But, we actually have them quite often. It’s just that we never really feel them. Although the quake had a 6.5 magnitude, the only real disruption to our lives was the bleeping of a thousand cell phones during dinner time, as everyone asked “is it just me, or….did anyone else feel that?”
And, sorry to say – that’s as exciting as it got.
Why is that? Well, it turns out that living in the Kalahari Sand Basin works out quite handy in minimising the effect of tectonic plate movements.
Those same sands that fill with the Okavango’s waters & give us a reason to sweep our floors daily, also act as a giant shock absorber. If you were to take a shovel and start digging in the centre of Botswana, you’d be several kilometres down before you hit bedrock. In the middle, what you’ve got is sand & only sand. When tectonic shifts happen deep down below, the vibrations get muffled by all of that sand, so even if they’re ‘big’ earthquakes, they’re too disrupted by the time they reach the surface to have much impact.
Having said that, most waterways in Botswana are influenced by fault lines & tectonic plate movements. The Okavango Panhandle is channeled between two faultlines, then spreads out into the alluvial fan & abruptly stops at the Thamalakane fault line which then diverts the watercourse to the Boteti in years of plenty.
The Kwando River hits a big fault line (the Linyanti) which pushes the water out into the Linyanti Swamps, forces the river to change direction (and names) to become the Linyanti River (and later, joins other waterways to become the Chobe).
Interestingly, no-one really knows how the Savute channel works & what makes it’s flow stop and start, but theories abound that it’s shifting tectonics which are mostly responsible. Water in the channel has just passed Wilderness Safaris’ Savuti Camp in the last week or so, so let’s see if those earth tremors give it the push it needs to fill our Savute Marsh this year!
Otherwise, keep calm & carry on. Safaris continue as normal – Botswana has just been busy moving heaven and earth to impress her travellers!
Have you noticed how bracelets are all the rage these days?
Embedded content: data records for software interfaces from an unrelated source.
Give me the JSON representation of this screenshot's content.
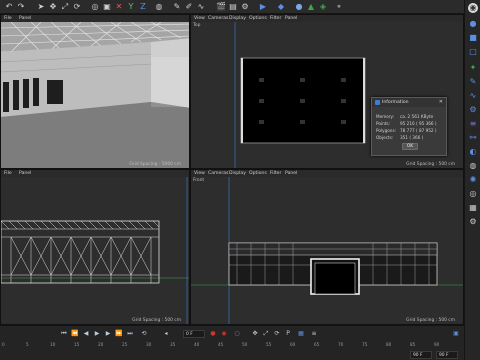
{
  "toolbar": {
    "icons": [
      "arrow-undo-icon",
      "arrow-redo-icon",
      "cursor-icon",
      "move-icon",
      "scale-icon",
      "rotate-icon",
      "live-selection-icon",
      "object-icon",
      "x-axis-icon",
      "y-axis-icon",
      "z-axis-icon",
      "world-icon",
      "pen-icon",
      "brush-icon",
      "spline-icon",
      "clapper-icon",
      "film-icon",
      "render-settings-icon",
      "render-icon",
      "cube-icon",
      "sphere-icon",
      "cloud-icon",
      "tag-icon",
      "settings-icon"
    ]
  },
  "right_toolbar": {
    "icons": [
      "avatar",
      "sphere-icon",
      "cube-icon",
      "square-icon",
      "wand-icon",
      "pen-icon",
      "spline-icon",
      "gear-icon",
      "lines-icon",
      "link-icon",
      "nurbs-icon",
      "tag-icon",
      "light-icon",
      "globe-icon",
      "grid-icon",
      "settings-icon"
    ]
  },
  "viewports": {
    "perspective": {
      "menu": [
        "File",
        "Panel"
      ],
      "grid_label": "Grid Spacing : 5000 cm",
      "camera_label": "Cam Perc..."
    },
    "top": {
      "menu": [
        "View",
        "Cameras",
        "Display",
        "Options",
        "Filter",
        "Panel"
      ],
      "name": "Top",
      "grid_label": "Grid Spacing : 500 cm"
    },
    "right": {
      "menu": [
        "File",
        "Panel"
      ],
      "grid_label": "Grid Spacing : 500 cm"
    },
    "front": {
      "menu": [
        "View",
        "Cameras",
        "Display",
        "Options",
        "Filter",
        "Panel"
      ],
      "name": "Front",
      "grid_label": "Grid Spacing : 500 cm"
    }
  },
  "info_dialog": {
    "title": "Information",
    "rows": [
      {
        "label": "Memory:",
        "value": "ca. 2 561 KByte"
      },
      {
        "label": "Points:",
        "value": "95 216 ( 95 366 )"
      },
      {
        "label": "Polygons:",
        "value": "78 777 ( 87 952 )"
      },
      {
        "label": "Objects:",
        "value": "351 ( 366 )"
      }
    ],
    "ok_label": "OK"
  },
  "timeline": {
    "frame_value": "0 F",
    "end_value_1": "90 F",
    "end_value_2": "90 F",
    "ruler": [
      "0",
      "5",
      "10",
      "15",
      "20",
      "25",
      "30",
      "35",
      "40",
      "45",
      "50",
      "55",
      "60",
      "65",
      "70",
      "75",
      "80",
      "85",
      "90"
    ]
  },
  "colors": {
    "accent_blue": "#3d7bd6",
    "record_red": "#d0342c",
    "axis_green": "#3aa84a",
    "viewport_bg": "#2d2d2d"
  }
}
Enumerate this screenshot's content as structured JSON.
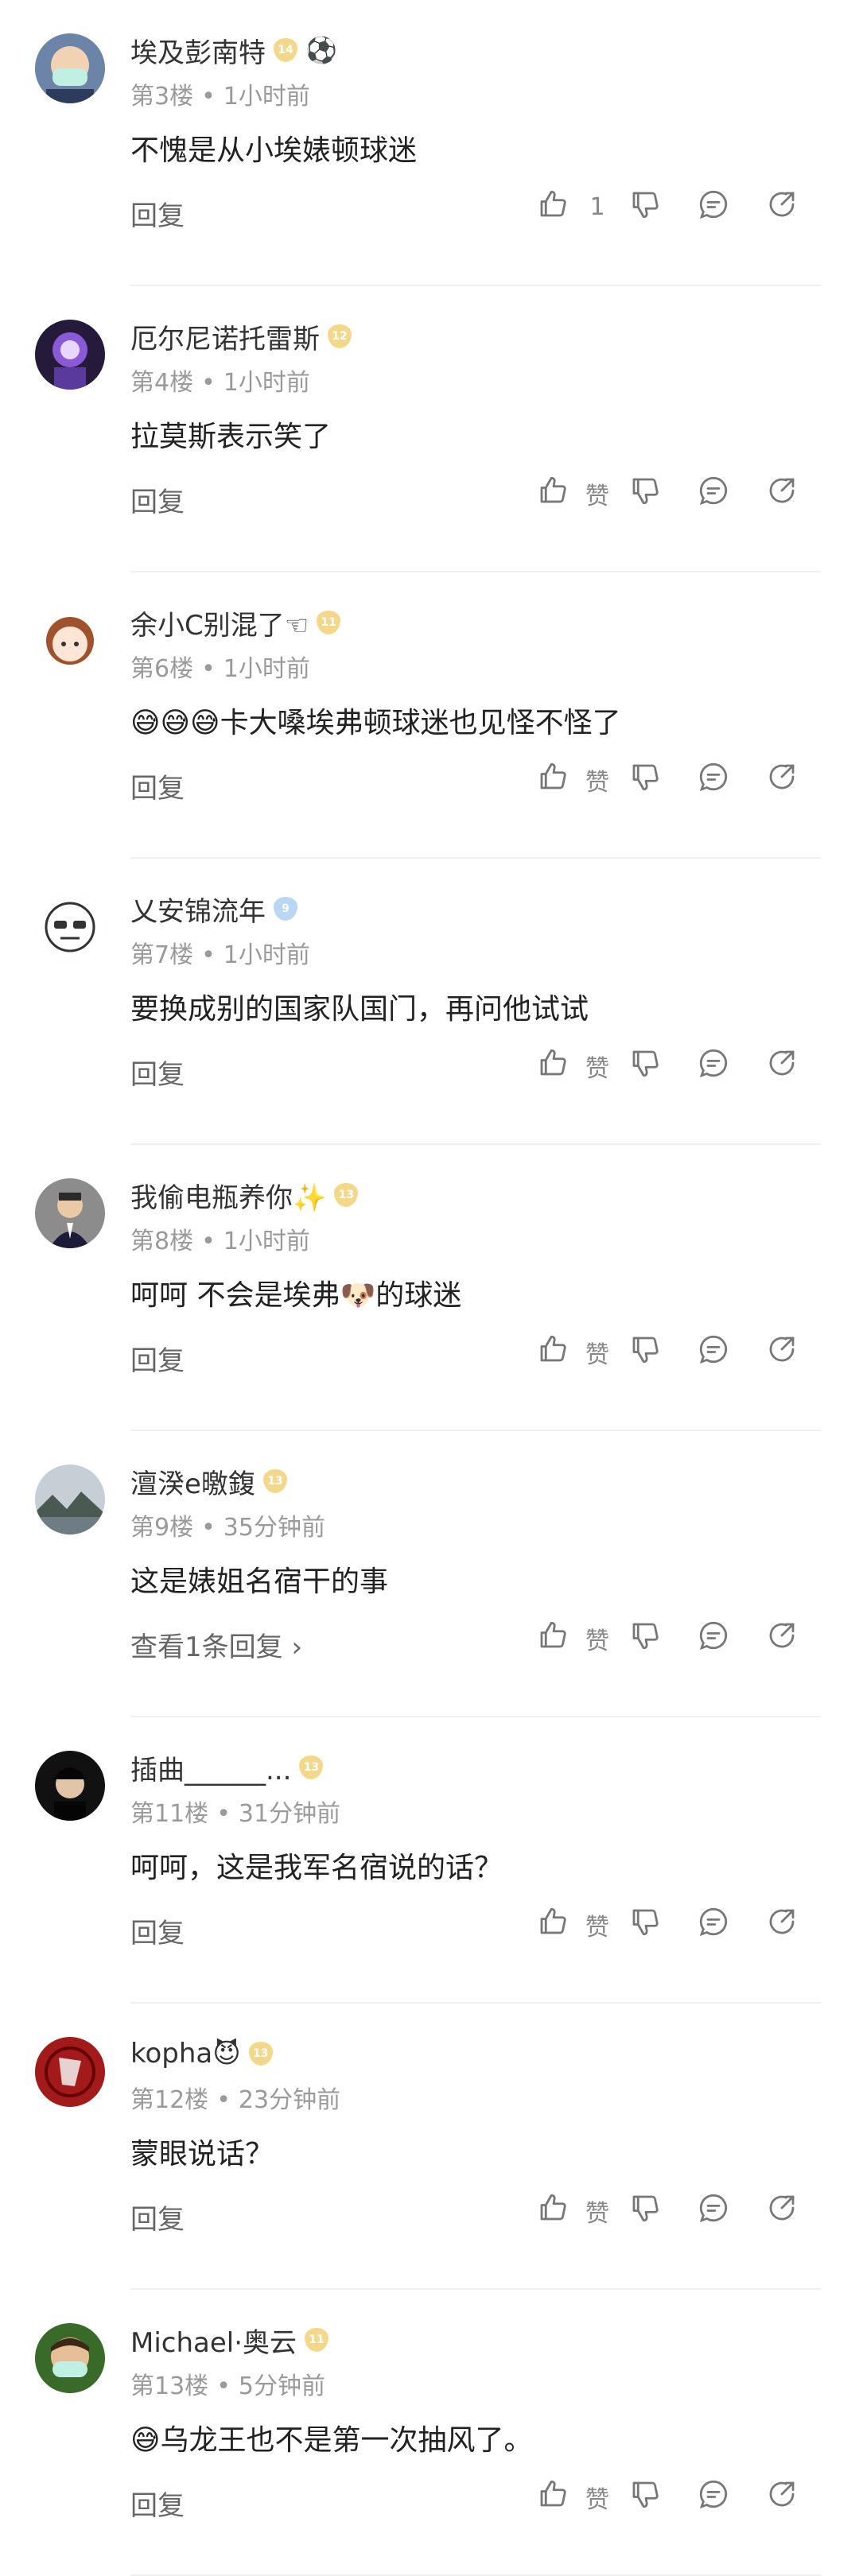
{
  "comments": [
    {
      "username": "埃及彭南特",
      "badge": "14",
      "badge_color": "gold",
      "flair": "⚽",
      "floor": "第3楼",
      "time": "1小时前",
      "text": "不愧是从小埃婊顿球迷",
      "reply_label": "回复",
      "like_label": "1",
      "avatar_icon": "avatar-masked-person"
    },
    {
      "username": "厄尔尼诺托雷斯",
      "badge": "12",
      "badge_color": "gold",
      "flair": "",
      "floor": "第4楼",
      "time": "1小时前",
      "text": "拉莫斯表示笑了",
      "reply_label": "回复",
      "like_label": "赞",
      "avatar_icon": "avatar-purple-figure"
    },
    {
      "username": "余小C别混了☜",
      "badge": "11",
      "badge_color": "gold",
      "flair": "",
      "floor": "第6楼",
      "time": "1小时前",
      "text": "😅😅😅卡大嗓埃弗顿球迷也见怪不怪了",
      "reply_label": "回复",
      "like_label": "赞",
      "avatar_icon": "avatar-anime-girl"
    },
    {
      "username": "乂安锦流年",
      "badge": "9",
      "badge_color": "blue",
      "flair": "",
      "floor": "第7楼",
      "time": "1小时前",
      "text": "要换成别的国家队国门，再问他试试",
      "reply_label": "回复",
      "like_label": "赞",
      "avatar_icon": "avatar-sunglasses-face"
    },
    {
      "username": "我偷电瓶养你✨",
      "badge": "13",
      "badge_color": "gold",
      "flair": "",
      "floor": "第8楼",
      "time": "1小时前",
      "text": "呵呵 不会是埃弗🐶的球迷",
      "reply_label": "回复",
      "like_label": "赞",
      "avatar_icon": "avatar-suited-man"
    },
    {
      "username": "澶湀e曒鍑",
      "badge": "13",
      "badge_color": "gold",
      "flair": "",
      "floor": "第9楼",
      "time": "35分钟前",
      "text": "这是婊姐名宿干的事",
      "reply_label": "查看1条回复 ›",
      "like_label": "赞",
      "avatar_icon": "avatar-landscape"
    },
    {
      "username": "插曲______...",
      "badge": "13",
      "badge_color": "gold",
      "flair": "",
      "floor": "第11楼",
      "time": "31分钟前",
      "text": "呵呵，这是我军名宿说的话？",
      "reply_label": "回复",
      "like_label": "赞",
      "avatar_icon": "avatar-dark-person"
    },
    {
      "username": "kopha😈",
      "badge": "13",
      "badge_color": "gold",
      "flair": "",
      "floor": "第12楼",
      "time": "23分钟前",
      "text": "蒙眼说话？",
      "reply_label": "回复",
      "like_label": "赞",
      "avatar_icon": "avatar-red-logo"
    },
    {
      "username": "Michael·奥云",
      "badge": "11",
      "badge_color": "gold",
      "flair": "",
      "floor": "第13楼",
      "time": "5分钟前",
      "text": "😅乌龙王也不是第一次抽风了。",
      "reply_label": "回复",
      "like_label": "赞",
      "avatar_icon": "avatar-smiling-man"
    }
  ],
  "colors": {
    "text": "#222222",
    "meta": "#9a9a9a",
    "icon": "#777777",
    "badge_gold": "#f4d88a",
    "badge_blue": "#b9d7f2"
  },
  "icons": [
    "thumbs-up-icon",
    "thumbs-down-icon",
    "comment-icon",
    "share-icon"
  ]
}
Polar Electros, Fitbits, Jawbones, Fuelbands…
Our bracelets don’t track how many miles you ran or count the calories in the chocolate cake you just ate (thank goodness), but they are just as powerful.
These bracelets empower the disadvantaged in Botswana.
They are made locally by woman, under a Disadvantaged Woman’s Economic Empowerment Programme that echoes our commitment to woman’s issues and benefits from our support.
Through our ongoing partnership with Travel for Impact, we support Woman against Rape, a local charity providing safety and counselling for victims of gender based violence. Sadly, they hear time and again that woman feel compelled to remain in abusive situations, due to the lack of economic freedom.
The empowerment programme was implemented to address this issue by providing skills based training in local crafts. The crafts are then sold, enabling survivors to derive an income, gain independence and stop the cycle of abuse.
We purchase a bracelet for every traveller booked through Safari Destinations as a thank you for supporting Travel for Impact. This creates long term sustainable income for the vendors and at the same time allows our travellers to take home a meaningful reminder of their trip.
They may not give a reminder that it’s time for a morning run, but our power bracelets are reminders that by supporting Travel for Impact, you are creating a meaningful impact in the lives of those less fortunate.
Don’t forget to collect your Power Bracelet from BTO at ITB Berlin!
Have you been wondering where all those US 1$’s collected for TFI go? Click on the video to view a recent video that we’re super excited about – chronicling our Flagship Project – A Community Bus!
From inception, the bus’s key deliverables have been:
Please view, like, LOVE and SHARE The Years Pass By as far as you can
A heartfelt thank you to all our agents for their ongoing support of this project. #ItTakesAVillage
“a beautiful beginning for our kids” Taboka Rotsi, Co-Ordinator Bana Ba Letsatsi
“no worries anymore about transport, no worries of how we can help the elderly” Lesang, AGLOW International
“it safeguards the children, we know they will be picked up on time and be taken back to the shelter where they will be safe” Chaunoda Moroka – WAR Shelter Counsellor